Machines are slowly, but surely, replacing human drivers. In other areas as well – in almost all of the areas of work that currently require manpower – machines will replace humans. Technology for driverless cars will continue to develop and eventually surpass humans’ abilities. A perfectly calculated, safer world will be made possible. However, in this future, “perfect” world, will humans be happier simply because a higher level of safety and convenience is ensured? As the world becomes more mechanized, we need a new set of definitions for humans. The dualistic confrontation between humans and non-humans or humans and machines has become obsolete. In this postmodern society, a new definition of human is needed, as is exploring the ideal relationship between humans and machines.

In this era of ever quickening technological progress, we should take a moment and reflect perhaps on Lao-tzu’s and Chuang-tzu's philosophies. They can be viewed as supplements of post-humanism. Lao-tzu and Chuang-tzu regarded nature as the best order, Kosmos as opposed to other philosophers and scholars.
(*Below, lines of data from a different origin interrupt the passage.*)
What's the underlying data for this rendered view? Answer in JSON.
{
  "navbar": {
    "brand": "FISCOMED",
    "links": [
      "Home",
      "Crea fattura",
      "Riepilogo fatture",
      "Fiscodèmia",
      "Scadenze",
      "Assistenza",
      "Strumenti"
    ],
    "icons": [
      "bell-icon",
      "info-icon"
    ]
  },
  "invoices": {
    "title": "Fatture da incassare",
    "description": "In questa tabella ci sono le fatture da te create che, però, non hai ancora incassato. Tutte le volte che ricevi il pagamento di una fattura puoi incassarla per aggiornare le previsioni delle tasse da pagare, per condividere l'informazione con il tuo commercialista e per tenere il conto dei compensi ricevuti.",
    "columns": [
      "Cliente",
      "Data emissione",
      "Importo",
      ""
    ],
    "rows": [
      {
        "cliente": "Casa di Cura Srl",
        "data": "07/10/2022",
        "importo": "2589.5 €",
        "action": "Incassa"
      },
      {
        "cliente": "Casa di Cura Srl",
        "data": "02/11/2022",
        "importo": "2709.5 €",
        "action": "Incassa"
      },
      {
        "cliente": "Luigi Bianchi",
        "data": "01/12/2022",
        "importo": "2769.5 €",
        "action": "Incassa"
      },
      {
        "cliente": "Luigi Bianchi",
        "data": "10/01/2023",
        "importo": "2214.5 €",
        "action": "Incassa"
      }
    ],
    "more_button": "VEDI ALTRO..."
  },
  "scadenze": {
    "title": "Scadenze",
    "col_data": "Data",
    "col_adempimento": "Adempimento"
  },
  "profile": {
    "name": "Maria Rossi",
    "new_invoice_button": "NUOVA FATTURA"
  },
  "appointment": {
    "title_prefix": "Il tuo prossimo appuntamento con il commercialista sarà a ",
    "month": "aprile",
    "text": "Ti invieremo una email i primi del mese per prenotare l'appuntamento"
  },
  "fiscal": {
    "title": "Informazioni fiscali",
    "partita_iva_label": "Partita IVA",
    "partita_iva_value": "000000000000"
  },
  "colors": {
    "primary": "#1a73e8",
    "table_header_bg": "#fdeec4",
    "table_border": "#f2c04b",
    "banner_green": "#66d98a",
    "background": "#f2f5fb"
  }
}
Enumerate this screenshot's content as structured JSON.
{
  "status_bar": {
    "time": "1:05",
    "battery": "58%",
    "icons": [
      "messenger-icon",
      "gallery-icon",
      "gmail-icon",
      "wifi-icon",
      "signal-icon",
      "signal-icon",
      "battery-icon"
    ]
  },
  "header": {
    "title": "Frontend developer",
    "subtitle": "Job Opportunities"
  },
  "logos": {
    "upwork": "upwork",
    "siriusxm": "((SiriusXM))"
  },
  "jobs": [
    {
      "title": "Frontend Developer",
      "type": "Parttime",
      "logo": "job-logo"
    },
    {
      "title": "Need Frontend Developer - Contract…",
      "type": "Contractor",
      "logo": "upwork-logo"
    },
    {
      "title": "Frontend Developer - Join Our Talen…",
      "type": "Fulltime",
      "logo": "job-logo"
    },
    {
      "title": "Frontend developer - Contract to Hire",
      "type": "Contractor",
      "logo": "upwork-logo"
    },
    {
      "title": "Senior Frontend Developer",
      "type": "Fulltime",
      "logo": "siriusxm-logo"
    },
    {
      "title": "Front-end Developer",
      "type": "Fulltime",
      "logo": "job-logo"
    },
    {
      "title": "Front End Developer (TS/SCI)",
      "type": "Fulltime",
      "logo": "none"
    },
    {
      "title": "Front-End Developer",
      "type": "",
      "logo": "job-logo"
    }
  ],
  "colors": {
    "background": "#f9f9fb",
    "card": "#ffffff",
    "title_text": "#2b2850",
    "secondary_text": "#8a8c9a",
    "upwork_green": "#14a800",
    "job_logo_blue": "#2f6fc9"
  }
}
In that sense, Lao-tzu and Chuang-tzu are speaking of counter-culture. In other words, they are critical of all things artificial.

It is clear that the world is being more and more mechanized. But our future depends on how well humans prepare to avoid subordination to machines. Surely the diversity of human nature will disappear if man and machine thoughtlessly combine. It is right for humans and machines to be mixed, but they must not be equated. I would quote Gilbert Simon and define the relationship between humans and machines as the relationship between conductor and orchestra, not as master and slave.

Woogene Kim (Jungkyung High School)

Comments

hyundai eng